● Assignment
Which lines hold the word "iCloud"? Copy each of them from the material.

● Dataset records
[Start of section]
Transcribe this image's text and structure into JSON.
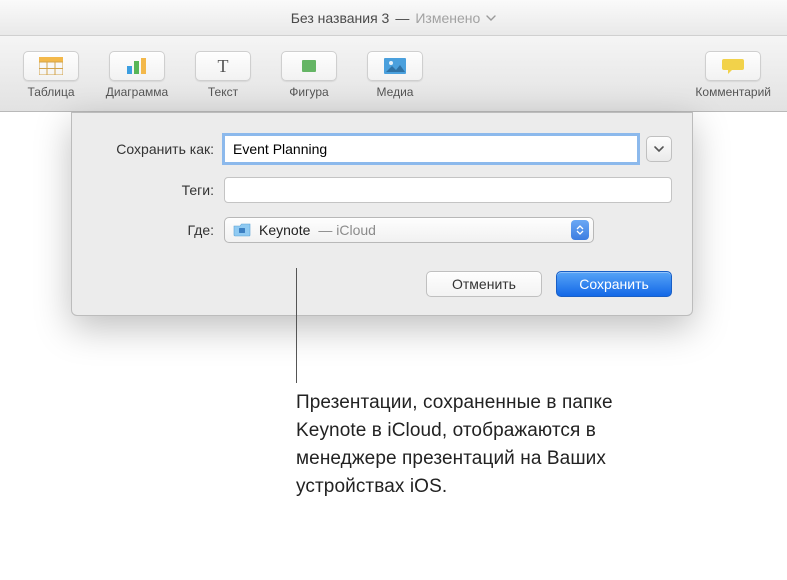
{
  "titlebar": {
    "title": "Без названия 3",
    "status": "Изменено"
  },
  "toolbar": {
    "items": [
      {
        "name": "table",
        "label": "Таблица"
      },
      {
        "name": "chart",
        "label": "Диаграмма"
      },
      {
        "name": "text",
        "label": "Текст"
      },
      {
        "name": "shape",
        "label": "Фигура"
      },
      {
        "name": "media",
        "label": "Медиа"
      },
      {
        "name": "comment",
        "label": "Комментарий"
      }
    ]
  },
  "sheet": {
    "save_as_label": "Сохранить как:",
    "save_as_value": "Event Planning",
    "tags_label": "Теги:",
    "tags_value": "",
    "where_label": "Где:",
    "where_value": "Keynote",
    "where_sub": " — iCloud",
    "cancel_label": "Отменить",
    "save_label": "Сохранить"
  },
  "callout": {
    "text": "Презентации, сохраненные в папке Keynote в iCloud, отображаются в менеджере презентаций на Ваших устройствах iOS."
  }
}
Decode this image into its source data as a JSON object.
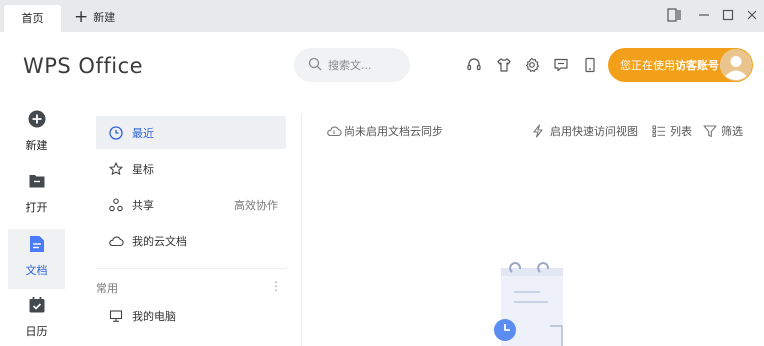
{
  "titlebar": {
    "tabs": [
      {
        "label": "首页"
      }
    ],
    "new_tab_label": "新建"
  },
  "header": {
    "logo": "WPS Office",
    "search_placeholder": "搜索文...",
    "account_prefix": "您正在使用",
    "account_name": "访客账号"
  },
  "leftbar": {
    "items": [
      {
        "label": "新建",
        "icon": "plus-circle-icon"
      },
      {
        "label": "打开",
        "icon": "folder-icon"
      },
      {
        "label": "文档",
        "icon": "document-icon",
        "active": true
      },
      {
        "label": "日历",
        "icon": "calendar-icon"
      }
    ]
  },
  "nav": {
    "items": [
      {
        "label": "最近",
        "icon": "clock-icon",
        "active": true
      },
      {
        "label": "星标",
        "icon": "star-icon"
      },
      {
        "label": "共享",
        "icon": "share-icon",
        "right": "高效协作"
      },
      {
        "label": "我的云文档",
        "icon": "cloud-icon"
      }
    ],
    "section_label": "常用",
    "section_items": [
      {
        "label": "我的电脑",
        "icon": "computer-icon"
      }
    ]
  },
  "toolbar": {
    "cloud_sync": "尚未启用文档云同步",
    "quick_access": "启用快速访问视图",
    "list": "列表",
    "filter": "筛选"
  },
  "colors": {
    "accent": "#f2a019",
    "nav_active": "#eef0f4",
    "icon_blue": "#4a7cf7",
    "titlebar": "#e8e9eb"
  }
}
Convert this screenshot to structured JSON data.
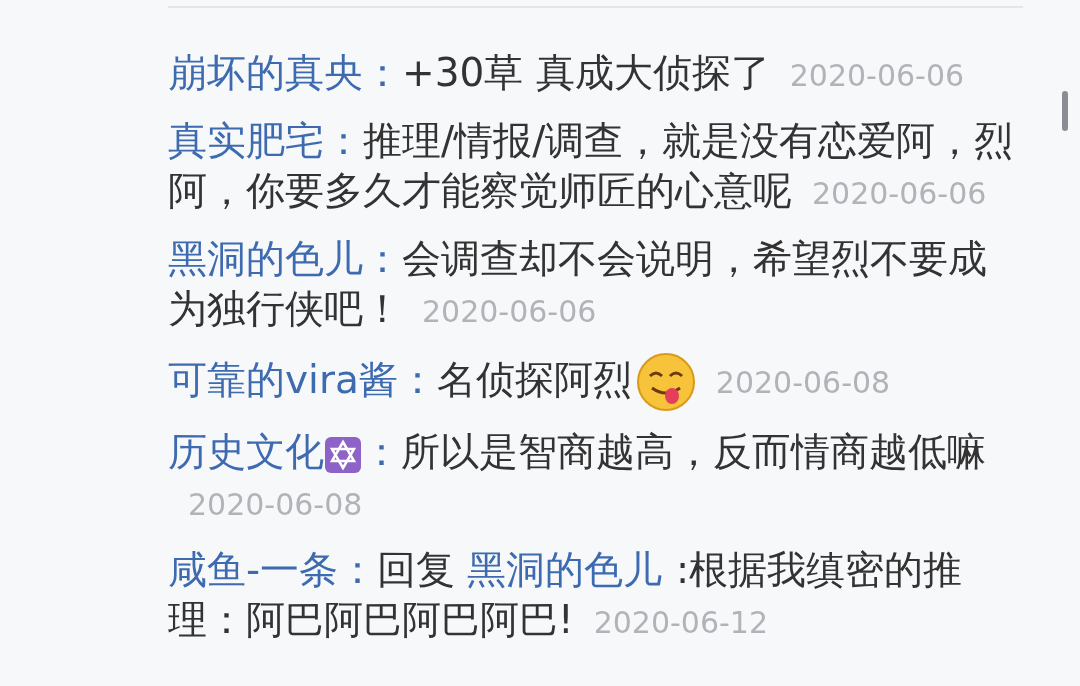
{
  "comments": [
    {
      "author": "崩坏的真央：",
      "author_badge": false,
      "text": "+30草 真成大侦探了",
      "emoji": false,
      "date": "2020-06-06"
    },
    {
      "author": "真实肥宅：",
      "author_badge": false,
      "text": "推理/情报/调查，就是没有恋爱阿，烈阿，你要多久才能察觉师匠的心意呢",
      "emoji": false,
      "date": "2020-06-06"
    },
    {
      "author": "黑洞的色儿：",
      "author_badge": false,
      "text": "会调查却不会说明，希望烈不要成为独行侠吧！",
      "emoji": false,
      "date": "2020-06-06"
    },
    {
      "author": "可靠的vira酱：",
      "author_badge": false,
      "text": "名侦探阿烈",
      "emoji": true,
      "date": "2020-06-08"
    },
    {
      "author": "历史文化",
      "author_badge": true,
      "author_colon": "：",
      "text": "所以是智商越高，反而情商越低嘛",
      "emoji": false,
      "date": "2020-06-08"
    },
    {
      "author": "咸鱼-一条：",
      "author_badge": false,
      "reply_label": "回复",
      "reply_to": "黑洞的色儿",
      "text": ":根据我缜密的推理：阿巴阿巴阿巴阿巴!",
      "emoji": false,
      "date": "2020-06-12"
    }
  ]
}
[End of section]
● Your solution
    "where_sub": " — iCloud",
    "text": "Презентации, сохраненные в папке Keynote в iCloud, отображаются в менеджере презентаций на Ваших устройствах iOS."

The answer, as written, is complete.